I'm being paid to carry out my hobby. I have always loved the stars, and of course I have now gone into a completely different environment or career, where we are talking about space law, but that doesn't stop me from being inspired by the stars on a daily basis. I still read books and journals about astrophysics.
Would you like to travel to outer space?
I had a chance when I was head of the national space agency in Malaysia. I came up with the astronaut program. There was a selection process, and I could have been part of it but the prime minister told me I had to manage the whole program, and so it was a conflict of interest if I was to create the criteria etc. and become one of the people applying. The easy way out would have been, now that I have the program: I leave, let somebody else manage it, and apply. I didn't think that was a solution because they needed me to carry the program forward from a management point of view, so I gave up. Now I'm no longer working for the government. If someone said to me, "Mazlan, here's an offer to go to space," yes of course I'd go! I'd go without batting an eyelid.
You have worked on building bridges between science and the arts. Why is this of so much interest to you?

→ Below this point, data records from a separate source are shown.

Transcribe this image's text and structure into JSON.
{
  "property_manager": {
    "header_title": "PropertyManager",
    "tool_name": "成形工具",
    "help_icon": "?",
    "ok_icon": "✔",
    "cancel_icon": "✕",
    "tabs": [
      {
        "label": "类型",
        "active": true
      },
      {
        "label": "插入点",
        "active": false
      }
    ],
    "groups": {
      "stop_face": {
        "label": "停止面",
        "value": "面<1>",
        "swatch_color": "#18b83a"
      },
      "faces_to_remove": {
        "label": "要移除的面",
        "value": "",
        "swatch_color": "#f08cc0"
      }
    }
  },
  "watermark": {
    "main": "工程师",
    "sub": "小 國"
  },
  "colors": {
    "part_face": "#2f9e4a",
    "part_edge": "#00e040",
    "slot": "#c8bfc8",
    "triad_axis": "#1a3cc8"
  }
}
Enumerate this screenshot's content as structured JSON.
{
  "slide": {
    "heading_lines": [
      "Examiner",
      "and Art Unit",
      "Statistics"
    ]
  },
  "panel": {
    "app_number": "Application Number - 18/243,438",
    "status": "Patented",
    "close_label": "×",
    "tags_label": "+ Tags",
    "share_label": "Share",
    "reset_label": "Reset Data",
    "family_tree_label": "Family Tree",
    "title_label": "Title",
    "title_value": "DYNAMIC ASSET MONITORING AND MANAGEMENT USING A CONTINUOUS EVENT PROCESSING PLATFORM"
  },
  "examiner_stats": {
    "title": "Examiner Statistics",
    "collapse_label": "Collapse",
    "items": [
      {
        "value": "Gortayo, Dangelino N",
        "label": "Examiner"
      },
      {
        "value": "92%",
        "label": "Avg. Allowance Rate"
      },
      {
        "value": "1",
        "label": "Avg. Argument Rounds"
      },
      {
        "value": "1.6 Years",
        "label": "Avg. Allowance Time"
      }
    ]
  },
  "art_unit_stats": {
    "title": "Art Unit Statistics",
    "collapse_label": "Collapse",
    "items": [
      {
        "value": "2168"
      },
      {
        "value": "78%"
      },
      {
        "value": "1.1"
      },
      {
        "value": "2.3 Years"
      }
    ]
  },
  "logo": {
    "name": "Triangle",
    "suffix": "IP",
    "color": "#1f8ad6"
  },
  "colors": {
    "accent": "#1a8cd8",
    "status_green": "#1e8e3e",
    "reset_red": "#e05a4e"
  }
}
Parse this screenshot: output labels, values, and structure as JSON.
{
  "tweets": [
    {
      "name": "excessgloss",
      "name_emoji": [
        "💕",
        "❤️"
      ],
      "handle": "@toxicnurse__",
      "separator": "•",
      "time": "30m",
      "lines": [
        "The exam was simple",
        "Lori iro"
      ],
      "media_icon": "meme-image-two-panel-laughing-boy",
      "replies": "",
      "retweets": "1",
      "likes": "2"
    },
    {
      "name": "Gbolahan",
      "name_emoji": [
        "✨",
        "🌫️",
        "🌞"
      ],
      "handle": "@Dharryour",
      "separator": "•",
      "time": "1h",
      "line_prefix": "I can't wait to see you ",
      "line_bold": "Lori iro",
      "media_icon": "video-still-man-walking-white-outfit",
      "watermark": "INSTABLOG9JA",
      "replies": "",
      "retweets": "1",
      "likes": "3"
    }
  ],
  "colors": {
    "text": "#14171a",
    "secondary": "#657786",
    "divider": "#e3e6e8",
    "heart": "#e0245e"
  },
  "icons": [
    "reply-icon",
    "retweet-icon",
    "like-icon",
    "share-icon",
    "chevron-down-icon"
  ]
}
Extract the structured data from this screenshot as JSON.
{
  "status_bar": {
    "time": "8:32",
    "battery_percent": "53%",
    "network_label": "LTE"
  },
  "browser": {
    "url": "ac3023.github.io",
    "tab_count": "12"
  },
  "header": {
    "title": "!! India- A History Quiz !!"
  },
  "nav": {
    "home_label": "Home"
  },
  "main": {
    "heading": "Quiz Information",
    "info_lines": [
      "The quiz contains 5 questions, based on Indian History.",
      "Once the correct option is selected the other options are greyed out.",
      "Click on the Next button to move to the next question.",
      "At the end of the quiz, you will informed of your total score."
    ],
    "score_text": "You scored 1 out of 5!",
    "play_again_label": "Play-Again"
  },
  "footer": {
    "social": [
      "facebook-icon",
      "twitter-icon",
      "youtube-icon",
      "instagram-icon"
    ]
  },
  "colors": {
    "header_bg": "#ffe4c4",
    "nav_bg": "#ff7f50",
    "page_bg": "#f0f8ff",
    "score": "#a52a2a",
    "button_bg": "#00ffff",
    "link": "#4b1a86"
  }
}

In terms of linking the arts and sciences, it was brought very painfully to my attention when I set up the planetarium in Malaysia. You need to put up planetarium shows, and that required me translating my science into some kind of medium that would entertain the public. I was looking for script writers, artists to translate the science into something more artistic. I didn't find any. I started a series of science-inspired arts camps where I brought prominent artists in various mediums. I had performing artists, writers, visual artists, poets, come together with scientists who gave them insight into what is a rock, what are the stars, what are the trees, to give them more inspiration, especially writers, on how you can translate scientific ideas to make them attractive, especially to children. The planetarium was always a showcase of the combination of the two.
What caused this unusual light rock formation on Mars? Intrigued by the possibility that they could be salt deposits left over as an ancient lakebed dried-up, detailed studies of these fingers now indicate a more mundane possibility: volcanic ash. Studying the exact color of the formation indicated the possible volcanic origin. The light material appears to have eroded away from surrounding area, indicating a very low-density substance. The stark contrast between the rocks and the surrounding sand is compounded by the unusual darkness of the sand. The above picture was taken with the Thermal Emission Imaging System on the Mars Odyssey spacecraft currently orbiting Mars. The image spans about 10 kilometers inside a larger crater.
How do you feel about being one of the few women in astrophysics?
Yes, this is one field of science that continues to be male-dominated. If you look at the biological sciences, there are equal numbers of men and women. This field does not attract as many women.
My father always taught me that I could do anything I wanted. I was always the only girl in the class, things like that. I am lucky in that my prime minister gave me so much leeway and so many opportunities. He was gender-blind. He always looked at me as a person who could do the job. Therefore, I never had to feel I was being favored as a woman or being discriminated against as a woman.
Now when I look back, I can see where the crossroads were between doing something and not having been supposed to do something.
What do you love about space?
I identify with the inspiration to reach beyond yourself and space, whether it's the science, the physical or the philosophical, you have to expand yourself beyond what you know, do, feel. You always have to expand yourself and think outside of the box. That has always excited me about being in the space business. If you look at the beauty out there, even our best artists have not envisaged it. As an artist you must be really thinking differently to come up with something beautiful, but even artists have not been able to replicate the creation out there, not only the stars but the nebula, the galaxies. It is unimaginable until you see it.